WHAT YOU NEED TO DO. Determine how many lines in the material below contain the word "пятидневной", and give that number without comment.

RECORDS TO USE below:

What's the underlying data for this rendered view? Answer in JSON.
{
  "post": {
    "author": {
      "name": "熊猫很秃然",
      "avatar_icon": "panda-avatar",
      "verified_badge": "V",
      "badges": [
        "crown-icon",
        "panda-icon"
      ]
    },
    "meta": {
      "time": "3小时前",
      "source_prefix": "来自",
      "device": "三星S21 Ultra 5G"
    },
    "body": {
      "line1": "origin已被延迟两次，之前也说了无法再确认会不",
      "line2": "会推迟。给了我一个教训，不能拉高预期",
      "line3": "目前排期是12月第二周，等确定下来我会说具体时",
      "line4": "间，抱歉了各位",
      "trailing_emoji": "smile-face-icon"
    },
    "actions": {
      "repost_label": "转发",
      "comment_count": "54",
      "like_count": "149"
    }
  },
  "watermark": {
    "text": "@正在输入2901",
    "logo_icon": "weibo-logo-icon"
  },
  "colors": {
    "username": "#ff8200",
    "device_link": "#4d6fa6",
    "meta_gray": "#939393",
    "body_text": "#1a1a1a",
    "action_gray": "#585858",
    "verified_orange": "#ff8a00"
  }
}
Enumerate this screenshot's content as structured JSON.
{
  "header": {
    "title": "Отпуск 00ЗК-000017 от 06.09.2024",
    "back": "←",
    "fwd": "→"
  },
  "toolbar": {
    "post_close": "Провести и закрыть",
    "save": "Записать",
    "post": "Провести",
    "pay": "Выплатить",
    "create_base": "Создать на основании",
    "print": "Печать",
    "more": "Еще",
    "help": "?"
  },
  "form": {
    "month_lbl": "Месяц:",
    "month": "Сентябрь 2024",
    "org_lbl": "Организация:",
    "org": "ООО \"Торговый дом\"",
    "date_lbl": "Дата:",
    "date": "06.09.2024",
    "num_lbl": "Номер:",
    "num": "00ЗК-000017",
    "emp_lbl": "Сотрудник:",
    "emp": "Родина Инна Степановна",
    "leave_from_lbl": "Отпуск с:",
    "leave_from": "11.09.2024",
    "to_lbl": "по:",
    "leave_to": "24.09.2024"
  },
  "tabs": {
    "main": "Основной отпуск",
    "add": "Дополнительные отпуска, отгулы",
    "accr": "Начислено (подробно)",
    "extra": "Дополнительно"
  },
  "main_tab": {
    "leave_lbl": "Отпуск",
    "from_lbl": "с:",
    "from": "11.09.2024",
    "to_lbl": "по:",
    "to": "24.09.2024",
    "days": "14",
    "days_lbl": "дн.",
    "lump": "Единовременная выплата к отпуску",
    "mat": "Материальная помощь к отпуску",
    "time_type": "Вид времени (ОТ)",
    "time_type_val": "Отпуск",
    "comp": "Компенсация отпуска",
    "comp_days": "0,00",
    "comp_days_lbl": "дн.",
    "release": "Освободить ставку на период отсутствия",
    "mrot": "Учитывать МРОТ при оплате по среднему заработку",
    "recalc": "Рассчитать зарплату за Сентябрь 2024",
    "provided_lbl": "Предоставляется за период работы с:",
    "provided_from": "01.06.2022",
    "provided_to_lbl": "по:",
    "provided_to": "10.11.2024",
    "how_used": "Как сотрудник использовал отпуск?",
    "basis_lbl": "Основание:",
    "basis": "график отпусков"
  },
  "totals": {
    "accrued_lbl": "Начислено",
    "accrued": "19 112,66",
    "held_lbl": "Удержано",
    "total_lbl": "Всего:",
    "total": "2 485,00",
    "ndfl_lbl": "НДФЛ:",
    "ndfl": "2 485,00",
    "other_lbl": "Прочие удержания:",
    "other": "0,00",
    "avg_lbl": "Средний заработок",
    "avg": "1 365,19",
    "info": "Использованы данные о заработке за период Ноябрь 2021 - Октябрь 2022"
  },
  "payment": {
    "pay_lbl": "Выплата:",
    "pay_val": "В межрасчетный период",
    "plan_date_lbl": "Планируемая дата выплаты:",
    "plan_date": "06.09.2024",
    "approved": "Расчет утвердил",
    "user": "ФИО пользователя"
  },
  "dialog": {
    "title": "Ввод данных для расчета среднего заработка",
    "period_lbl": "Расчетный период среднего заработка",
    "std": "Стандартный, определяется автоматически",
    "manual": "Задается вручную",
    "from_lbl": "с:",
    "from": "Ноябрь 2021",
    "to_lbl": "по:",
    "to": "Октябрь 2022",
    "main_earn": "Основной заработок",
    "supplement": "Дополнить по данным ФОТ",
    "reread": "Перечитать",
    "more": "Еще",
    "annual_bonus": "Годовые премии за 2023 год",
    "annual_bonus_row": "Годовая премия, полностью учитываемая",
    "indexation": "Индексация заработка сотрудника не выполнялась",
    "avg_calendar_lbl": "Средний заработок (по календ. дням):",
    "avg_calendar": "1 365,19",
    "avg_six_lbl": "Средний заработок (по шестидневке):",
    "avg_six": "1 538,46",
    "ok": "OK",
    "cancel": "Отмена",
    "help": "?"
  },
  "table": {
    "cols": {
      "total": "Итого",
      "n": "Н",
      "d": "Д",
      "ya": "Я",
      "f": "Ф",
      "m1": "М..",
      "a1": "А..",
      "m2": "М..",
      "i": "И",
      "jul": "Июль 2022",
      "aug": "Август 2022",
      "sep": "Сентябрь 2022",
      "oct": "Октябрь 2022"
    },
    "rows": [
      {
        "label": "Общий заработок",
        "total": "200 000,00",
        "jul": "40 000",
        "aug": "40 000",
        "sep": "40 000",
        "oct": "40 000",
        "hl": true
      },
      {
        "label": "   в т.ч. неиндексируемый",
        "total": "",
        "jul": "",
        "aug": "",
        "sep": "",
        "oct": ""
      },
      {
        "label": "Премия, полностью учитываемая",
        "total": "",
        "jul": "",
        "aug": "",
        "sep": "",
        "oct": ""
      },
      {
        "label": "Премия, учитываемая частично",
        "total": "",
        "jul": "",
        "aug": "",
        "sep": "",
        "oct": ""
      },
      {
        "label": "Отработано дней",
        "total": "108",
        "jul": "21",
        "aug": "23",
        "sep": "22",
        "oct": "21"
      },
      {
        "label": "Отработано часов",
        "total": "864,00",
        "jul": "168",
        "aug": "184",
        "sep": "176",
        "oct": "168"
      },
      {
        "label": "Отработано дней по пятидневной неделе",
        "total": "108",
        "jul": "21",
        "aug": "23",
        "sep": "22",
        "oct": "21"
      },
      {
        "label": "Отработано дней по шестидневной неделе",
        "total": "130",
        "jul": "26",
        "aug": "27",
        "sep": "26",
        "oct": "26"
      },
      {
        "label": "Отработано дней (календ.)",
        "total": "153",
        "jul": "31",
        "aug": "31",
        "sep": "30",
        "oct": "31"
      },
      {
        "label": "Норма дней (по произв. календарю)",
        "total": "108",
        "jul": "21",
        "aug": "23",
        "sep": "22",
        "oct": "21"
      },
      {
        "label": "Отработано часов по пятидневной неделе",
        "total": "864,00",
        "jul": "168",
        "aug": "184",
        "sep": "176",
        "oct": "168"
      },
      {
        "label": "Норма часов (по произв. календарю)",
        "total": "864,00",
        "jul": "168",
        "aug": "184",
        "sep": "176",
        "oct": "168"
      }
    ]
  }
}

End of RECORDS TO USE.

RESULT. 2